Your instructions: Count every line in the data below where "desc" occurs, then state that number and nothing more.

Segment Open

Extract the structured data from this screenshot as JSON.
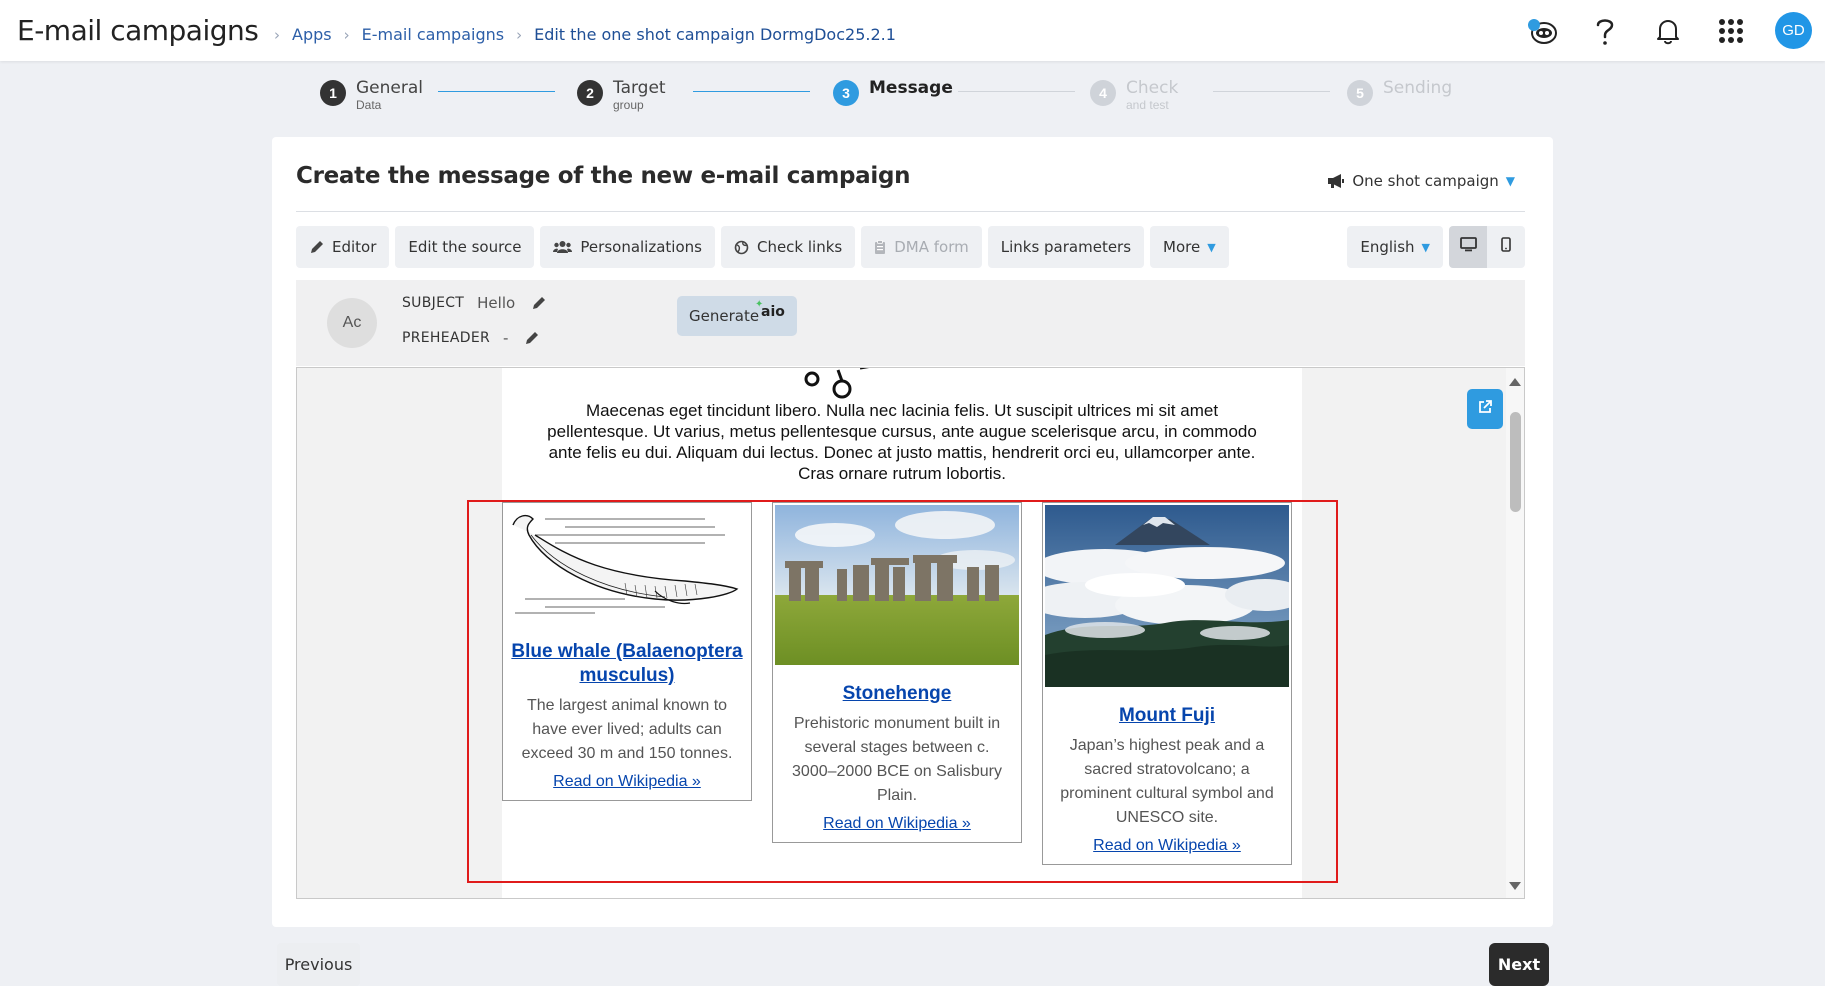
{
  "header": {
    "app_title": "E-mail campaigns",
    "breadcrumb": [
      "Apps",
      "E-mail campaigns",
      "Edit the one shot campaign DormgDoc25.2.1"
    ],
    "icons": [
      "assistant-icon",
      "help-icon",
      "bell-icon",
      "apps-grid-icon"
    ],
    "user_initials": "GD",
    "accent_color": "#2196e6"
  },
  "stepper": {
    "steps": [
      {
        "num": "1",
        "label": "General",
        "sub": "Data",
        "state": "done"
      },
      {
        "num": "2",
        "label": "Target",
        "sub": "group",
        "state": "done"
      },
      {
        "num": "3",
        "label": "Message",
        "sub": "",
        "state": "active"
      },
      {
        "num": "4",
        "label": "Check",
        "sub": "and test",
        "state": "todo"
      },
      {
        "num": "5",
        "label": "Sending",
        "sub": "",
        "state": "todo"
      }
    ]
  },
  "card": {
    "title": "Create the message of the new e-mail campaign",
    "campaign_type": "One shot campaign"
  },
  "toolbar": {
    "editor": "Editor",
    "edit_source": "Edit the source",
    "personalizations": "Personalizations",
    "check_links": "Check links",
    "dma_form": "DMA form",
    "links_parameters": "Links parameters",
    "more": "More",
    "language": "English"
  },
  "subject": {
    "avatar_initials": "Ac",
    "subject_label": "SUBJECT",
    "subject_value": "Hello",
    "preheader_label": "PREHEADER",
    "preheader_value": "-",
    "generate_label": "Generate",
    "aio_label": "aio"
  },
  "email": {
    "intro": "Maecenas eget tincidunt libero. Nulla nec lacinia felis. Ut suscipit ultrices mi sit amet pellentesque. Ut varius, metus pellentesque cursus, ante augue scelerisque arcu, in commodo ante felis eu dui. Aliquam dui lectus. Donec at justo mattis, hendrerit orci eu, ullamcorper ante. Cras ornare rutrum lobortis.",
    "cards": [
      {
        "title": "Blue whale (Balaenoptera musculus)",
        "desc": "The largest animal known to have ever lived; adults can exceed 30 m and 150 tonnes.",
        "link": "Read on Wikipedia »"
      },
      {
        "title": "Stonehenge",
        "desc": "Prehistoric monument built in several stages between c. 3000–2000 BCE on Salisbury Plain.",
        "link": "Read on Wikipedia »"
      },
      {
        "title": "Mount Fuji",
        "desc": "Japan’s highest peak and a sacred stratovolcano; a prominent cultural symbol and UNESCO site.",
        "link": "Read on Wikipedia »"
      }
    ]
  },
  "nav": {
    "previous": "Previous",
    "next": "Next"
  }
}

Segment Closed

Solution for this task: 3